▸ **What you have to do**
Count the lines below that hold the word "weibo" and say how many, with no other text.

▸ **Data for this exercise**
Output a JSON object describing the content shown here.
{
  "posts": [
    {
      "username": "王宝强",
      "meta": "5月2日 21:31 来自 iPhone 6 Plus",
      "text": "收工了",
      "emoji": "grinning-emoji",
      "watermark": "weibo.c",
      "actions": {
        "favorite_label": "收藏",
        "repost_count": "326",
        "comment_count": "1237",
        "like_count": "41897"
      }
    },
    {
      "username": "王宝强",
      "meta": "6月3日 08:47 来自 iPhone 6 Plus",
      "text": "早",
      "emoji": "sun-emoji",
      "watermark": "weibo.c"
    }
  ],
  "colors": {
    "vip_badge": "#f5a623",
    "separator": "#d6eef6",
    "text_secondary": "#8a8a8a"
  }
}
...
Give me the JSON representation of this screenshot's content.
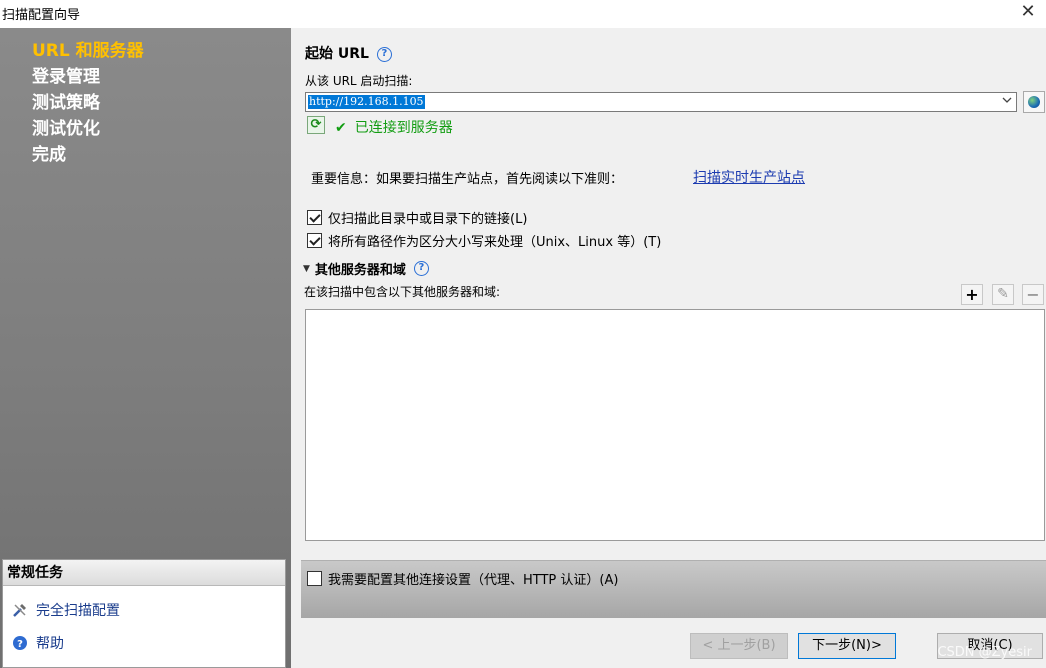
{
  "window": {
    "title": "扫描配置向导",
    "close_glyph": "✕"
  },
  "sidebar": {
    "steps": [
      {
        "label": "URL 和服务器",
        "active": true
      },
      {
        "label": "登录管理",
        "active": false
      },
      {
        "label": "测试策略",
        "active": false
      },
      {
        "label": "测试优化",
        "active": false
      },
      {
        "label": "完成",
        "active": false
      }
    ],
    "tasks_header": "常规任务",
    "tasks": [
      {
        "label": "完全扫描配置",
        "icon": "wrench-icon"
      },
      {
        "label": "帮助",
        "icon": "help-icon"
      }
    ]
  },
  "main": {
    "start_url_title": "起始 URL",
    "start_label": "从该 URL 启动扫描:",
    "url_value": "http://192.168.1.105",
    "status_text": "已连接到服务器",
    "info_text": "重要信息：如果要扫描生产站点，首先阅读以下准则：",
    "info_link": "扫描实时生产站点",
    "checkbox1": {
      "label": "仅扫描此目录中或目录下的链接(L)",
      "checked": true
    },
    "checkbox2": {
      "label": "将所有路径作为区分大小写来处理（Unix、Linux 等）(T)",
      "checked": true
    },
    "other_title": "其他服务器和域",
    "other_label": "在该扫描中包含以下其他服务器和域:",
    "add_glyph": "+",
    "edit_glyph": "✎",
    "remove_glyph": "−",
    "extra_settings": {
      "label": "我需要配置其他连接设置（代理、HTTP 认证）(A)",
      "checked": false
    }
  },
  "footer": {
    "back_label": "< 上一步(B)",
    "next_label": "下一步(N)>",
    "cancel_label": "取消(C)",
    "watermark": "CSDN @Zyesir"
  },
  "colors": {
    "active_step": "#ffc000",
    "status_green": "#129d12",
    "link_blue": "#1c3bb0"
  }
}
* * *
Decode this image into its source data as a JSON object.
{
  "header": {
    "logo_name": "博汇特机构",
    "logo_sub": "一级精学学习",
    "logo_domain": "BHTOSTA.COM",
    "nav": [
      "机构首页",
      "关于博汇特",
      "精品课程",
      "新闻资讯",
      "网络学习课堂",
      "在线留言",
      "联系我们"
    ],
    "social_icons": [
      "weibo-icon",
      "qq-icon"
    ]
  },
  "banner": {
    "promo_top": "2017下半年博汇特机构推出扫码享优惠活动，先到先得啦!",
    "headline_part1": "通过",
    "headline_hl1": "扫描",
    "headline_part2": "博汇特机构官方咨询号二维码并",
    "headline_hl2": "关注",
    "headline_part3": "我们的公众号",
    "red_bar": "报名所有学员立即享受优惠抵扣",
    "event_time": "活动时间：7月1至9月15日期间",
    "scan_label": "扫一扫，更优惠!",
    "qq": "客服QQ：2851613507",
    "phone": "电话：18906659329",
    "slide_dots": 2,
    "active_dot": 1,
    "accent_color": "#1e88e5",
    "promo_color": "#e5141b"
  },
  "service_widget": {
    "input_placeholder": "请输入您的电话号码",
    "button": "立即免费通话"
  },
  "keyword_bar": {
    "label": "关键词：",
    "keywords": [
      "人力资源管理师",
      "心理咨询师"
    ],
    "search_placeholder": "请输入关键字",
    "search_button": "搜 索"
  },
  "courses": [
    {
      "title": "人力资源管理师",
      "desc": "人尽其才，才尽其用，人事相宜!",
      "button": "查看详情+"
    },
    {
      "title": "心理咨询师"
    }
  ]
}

▸ **Output of the task**
3